### EXERCISE INSTRUCTIONS
You are to retype all of the data exactly as it appears.

### DATASET RECORDS
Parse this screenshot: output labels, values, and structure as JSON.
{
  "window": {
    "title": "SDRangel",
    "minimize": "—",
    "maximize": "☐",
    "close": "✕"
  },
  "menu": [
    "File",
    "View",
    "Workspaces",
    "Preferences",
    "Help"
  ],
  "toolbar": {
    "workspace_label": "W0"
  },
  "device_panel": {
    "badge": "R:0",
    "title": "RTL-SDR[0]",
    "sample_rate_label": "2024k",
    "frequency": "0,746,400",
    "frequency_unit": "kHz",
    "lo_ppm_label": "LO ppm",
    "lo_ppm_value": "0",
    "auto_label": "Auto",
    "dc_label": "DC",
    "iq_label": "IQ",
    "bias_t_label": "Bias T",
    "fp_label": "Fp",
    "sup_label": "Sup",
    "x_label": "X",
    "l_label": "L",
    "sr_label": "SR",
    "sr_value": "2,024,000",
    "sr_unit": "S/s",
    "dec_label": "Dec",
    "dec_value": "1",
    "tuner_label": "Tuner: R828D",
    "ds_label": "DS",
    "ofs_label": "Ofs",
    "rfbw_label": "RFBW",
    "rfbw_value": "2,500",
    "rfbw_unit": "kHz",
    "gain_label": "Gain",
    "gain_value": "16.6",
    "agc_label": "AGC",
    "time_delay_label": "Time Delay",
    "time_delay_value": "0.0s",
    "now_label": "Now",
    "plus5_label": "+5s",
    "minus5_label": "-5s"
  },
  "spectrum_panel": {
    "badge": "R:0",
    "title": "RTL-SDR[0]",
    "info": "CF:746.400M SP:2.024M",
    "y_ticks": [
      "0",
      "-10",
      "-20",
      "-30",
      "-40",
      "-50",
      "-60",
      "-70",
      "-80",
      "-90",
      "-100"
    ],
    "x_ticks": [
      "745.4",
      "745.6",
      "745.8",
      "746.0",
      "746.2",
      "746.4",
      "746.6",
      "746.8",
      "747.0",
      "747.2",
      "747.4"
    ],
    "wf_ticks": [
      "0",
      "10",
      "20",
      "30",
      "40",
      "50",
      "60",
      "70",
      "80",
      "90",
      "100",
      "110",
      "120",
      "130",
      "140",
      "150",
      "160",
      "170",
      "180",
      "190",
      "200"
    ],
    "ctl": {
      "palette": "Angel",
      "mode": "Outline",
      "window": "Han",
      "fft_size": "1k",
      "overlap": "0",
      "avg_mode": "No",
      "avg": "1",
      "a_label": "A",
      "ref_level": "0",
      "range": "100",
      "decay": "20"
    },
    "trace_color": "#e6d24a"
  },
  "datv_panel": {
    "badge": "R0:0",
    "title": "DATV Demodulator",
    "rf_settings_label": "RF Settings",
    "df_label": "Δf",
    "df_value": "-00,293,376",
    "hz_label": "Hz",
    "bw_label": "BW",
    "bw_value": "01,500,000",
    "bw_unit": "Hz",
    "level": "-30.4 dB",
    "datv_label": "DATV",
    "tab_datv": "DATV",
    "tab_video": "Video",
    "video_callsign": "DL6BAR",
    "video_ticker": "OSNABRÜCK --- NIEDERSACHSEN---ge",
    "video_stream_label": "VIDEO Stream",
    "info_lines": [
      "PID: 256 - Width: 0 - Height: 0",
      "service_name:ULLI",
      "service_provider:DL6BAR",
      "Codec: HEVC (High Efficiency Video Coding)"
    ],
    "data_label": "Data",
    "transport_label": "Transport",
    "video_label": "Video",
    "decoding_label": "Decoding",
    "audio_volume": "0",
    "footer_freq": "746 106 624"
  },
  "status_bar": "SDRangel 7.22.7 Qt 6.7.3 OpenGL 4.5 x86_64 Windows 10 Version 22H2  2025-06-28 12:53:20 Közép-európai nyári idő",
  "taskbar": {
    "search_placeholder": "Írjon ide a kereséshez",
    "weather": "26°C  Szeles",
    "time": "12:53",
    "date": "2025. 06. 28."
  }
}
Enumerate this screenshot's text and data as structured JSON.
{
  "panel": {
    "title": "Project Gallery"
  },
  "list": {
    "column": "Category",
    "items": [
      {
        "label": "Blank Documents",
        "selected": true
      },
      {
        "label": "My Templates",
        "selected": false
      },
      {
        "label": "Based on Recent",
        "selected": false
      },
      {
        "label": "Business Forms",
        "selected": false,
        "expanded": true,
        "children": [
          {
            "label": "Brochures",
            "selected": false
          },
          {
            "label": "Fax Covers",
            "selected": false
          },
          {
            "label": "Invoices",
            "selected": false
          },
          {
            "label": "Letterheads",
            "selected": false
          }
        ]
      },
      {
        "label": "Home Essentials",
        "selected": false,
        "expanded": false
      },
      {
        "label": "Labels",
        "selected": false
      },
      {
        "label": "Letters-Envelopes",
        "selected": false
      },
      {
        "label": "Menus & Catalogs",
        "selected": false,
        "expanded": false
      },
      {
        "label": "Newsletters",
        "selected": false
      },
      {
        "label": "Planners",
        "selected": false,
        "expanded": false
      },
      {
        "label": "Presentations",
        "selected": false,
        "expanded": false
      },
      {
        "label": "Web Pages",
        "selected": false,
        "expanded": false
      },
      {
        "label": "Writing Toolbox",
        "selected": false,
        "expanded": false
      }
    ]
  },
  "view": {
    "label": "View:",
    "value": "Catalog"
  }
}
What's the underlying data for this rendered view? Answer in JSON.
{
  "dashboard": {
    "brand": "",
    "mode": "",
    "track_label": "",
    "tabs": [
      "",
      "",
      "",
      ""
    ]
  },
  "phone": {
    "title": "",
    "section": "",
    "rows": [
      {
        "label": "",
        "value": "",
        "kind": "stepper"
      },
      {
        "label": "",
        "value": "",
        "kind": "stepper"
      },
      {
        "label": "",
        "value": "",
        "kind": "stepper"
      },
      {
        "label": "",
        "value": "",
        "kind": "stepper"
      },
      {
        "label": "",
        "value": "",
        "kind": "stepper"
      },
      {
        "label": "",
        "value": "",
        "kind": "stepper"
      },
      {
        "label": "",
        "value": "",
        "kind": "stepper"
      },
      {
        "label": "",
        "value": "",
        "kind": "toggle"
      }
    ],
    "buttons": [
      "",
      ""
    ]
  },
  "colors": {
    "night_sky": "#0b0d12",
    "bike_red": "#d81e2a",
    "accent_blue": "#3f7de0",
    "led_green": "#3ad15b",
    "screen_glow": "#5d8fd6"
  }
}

### RESPONSE TO THE TASK
Parse this screenshot: output labels, values, and structure as JSON.
{
  "window": {
    "title": "SDRangel",
    "minimize": "—",
    "maximize": "☐",
    "close": "✕"
  },
  "menu": [
    "File",
    "View",
    "Workspaces",
    "Preferences",
    "Help"
  ],
  "toolbar": {
    "workspace_label": "W0"
  },
  "device_panel": {
    "badge": "R:0",
    "title": "RTL-SDR[0]",
    "sample_rate_label": "2024k",
    "frequency": "0,746,400",
    "frequency_unit": "kHz",
    "lo_ppm_label": "LO ppm",
    "lo_ppm_value": "0",
    "auto_label": "Auto",
    "dc_label": "DC",
    "iq_label": "IQ",
    "bias_t_label": "Bias T",
    "fp_label": "Fp",
    "sup_label": "Sup",
    "x_label": "X",
    "l_label": "L",
    "sr_label": "SR",
    "sr_value": "2,024,000",
    "sr_unit": "S/s",
    "dec_label": "Dec",
    "dec_value": "1",
    "tuner_label": "Tuner: R828D",
    "ds_label": "DS",
    "ofs_label": "Ofs",
    "rfbw_label": "RFBW",
    "rfbw_value": "2,500",
    "rfbw_unit": "kHz",
    "gain_label": "Gain",
    "gain_value": "16.6",
    "agc_label": "AGC",
    "time_delay_label": "Time Delay",
    "time_delay_value": "0.0s",
    "now_label": "Now",
    "plus5_label": "+5s",
    "minus5_label": "-5s"
  },
  "spectrum_panel": {
    "badge": "R:0",
    "title": "RTL-SDR[0]",
    "info": "CF:746.400M SP:2.024M",
    "y_ticks": [
      "0",
      "-10",
      "-20",
      "-30",
      "-40",
      "-50",
      "-60",
      "-70",
      "-80",
      "-90",
      "-100"
    ],
    "x_ticks": [
      "745.4",
      "745.6",
      "745.8",
      "746.0",
      "746.2",
      "746.4",
      "746.6",
      "746.8",
      "747.0",
      "747.2",
      "747.4"
    ],
    "wf_ticks": [
      "0",
      "10",
      "20",
      "30",
      "40",
      "50",
      "60",
      "70",
      "80",
      "90",
      "100",
      "110",
      "120",
      "130",
      "140",
      "150",
      "160",
      "170",
      "180",
      "190",
      "200"
    ],
    "ctl": {
      "palette": "Angel",
      "mode": "Outline",
      "window": "Han",
      "fft_size": "1k",
      "overlap": "0",
      "avg_mode": "No",
      "avg": "1",
      "a_label": "A",
      "ref_level": "0",
      "range": "100",
      "decay": "20"
    },
    "trace_color": "#e6d24a"
  },
  "datv_panel": {
    "badge": "R0:0",
    "title": "DATV Demodulator",
    "rf_settings_label": "RF Settings",
    "df_label": "Δf",
    "df_value": "-00,293,376",
    "hz_label": "Hz",
    "bw_label": "BW",
    "bw_value": "01,500,000",
    "bw_unit": "Hz",
    "level": "-30.4 dB",
    "datv_label": "DATV",
    "tab_datv": "DATV",
    "tab_video": "Video",
    "video_callsign": "DL6BAR",
    "video_ticker": "OSNABRÜCK --- NIEDERSACHSEN---ge",
    "video_stream_label": "VIDEO Stream",
    "info_lines": [
      "PID: 256 - Width: 0 - Height: 0",
      "service_name:ULLI",
      "service_provider:DL6BAR",
      "Codec: HEVC (High Efficiency Video Coding)"
    ],
    "data_label": "Data",
    "transport_label": "Transport",
    "video_label": "Video",
    "decoding_label": "Decoding",
    "audio_volume": "0",
    "footer_freq": "746 106 624"
  },
  "status_bar": "SDRangel 7.22.7 Qt 6.7.3 OpenGL 4.5 x86_64 Windows 10 Version 22H2  2025-06-28 12:53:20 Közép-európai nyári idő",
  "taskbar": {
    "search_placeholder": "Írjon ide a kereséshez",
    "weather": "26°C  Szeles",
    "time": "12:53",
    "date": "2025. 06. 28."
  }
}
Enumerate this screenshot's text and data as structured JSON.
{
  "panel": {
    "title": "Project Gallery"
  },
  "list": {
    "column": "Category",
    "items": [
      {
        "label": "Blank Documents",
        "selected": true
      },
      {
        "label": "My Templates",
        "selected": false
      },
      {
        "label": "Based on Recent",
        "selected": false
      },
      {
        "label": "Business Forms",
        "selected": false,
        "expanded": true,
        "children": [
          {
            "label": "Brochures",
            "selected": false
          },
          {
            "label": "Fax Covers",
            "selected": false
          },
          {
            "label": "Invoices",
            "selected": false
          },
          {
            "label": "Letterheads",
            "selected": false
          }
        ]
      },
      {
        "label": "Home Essentials",
        "selected": false,
        "expanded": false
      },
      {
        "label": "Labels",
        "selected": false
      },
      {
        "label": "Letters-Envelopes",
        "selected": false
      },
      {
        "label": "Menus & Catalogs",
        "selected": false,
        "expanded": false
      },
      {
        "label": "Newsletters",
        "selected": false
      },
      {
        "label": "Planners",
        "selected": false,
        "expanded": false
      },
      {
        "label": "Presentations",
        "selected": false,
        "expanded": false
      },
      {
        "label": "Web Pages",
        "selected": false,
        "expanded": false
      },
      {
        "label": "Writing Toolbox",
        "selected": false,
        "expanded": false
      }
    ]
  },
  "view": {
    "label": "View:",
    "value": "Catalog"
  }
}
What's the underlying data for this rendered view? Answer in JSON.
{
  "dashboard": {
    "brand": "",
    "mode": "",
    "track_label": "",
    "tabs": [
      "",
      "",
      "",
      ""
    ]
  },
  "phone": {
    "title": "",
    "section": "",
    "rows": [
      {
        "label": "",
        "value": "",
        "kind": "stepper"
      },
      {
        "label": "",
        "value": "",
        "kind": "stepper"
      },
      {
        "label": "",
        "value": "",
        "kind": "stepper"
      },
      {
        "label": "",
        "value": "",
        "kind": "stepper"
      },
      {
        "label": "",
        "value": "",
        "kind": "stepper"
      },
      {
        "label": "",
        "value": "",
        "kind": "stepper"
      },
      {
        "label": "",
        "value": "",
        "kind": "stepper"
      },
      {
        "label": "",
        "value": "",
        "kind": "toggle"
      }
    ],
    "buttons": [
      "",
      ""
    ]
  },
  "colors": {
    "night_sky": "#0b0d12",
    "bike_red": "#d81e2a",
    "accent_blue": "#3f7de0",
    "led_green": "#3ad15b",
    "screen_glow": "#5d8fd6"
  }
}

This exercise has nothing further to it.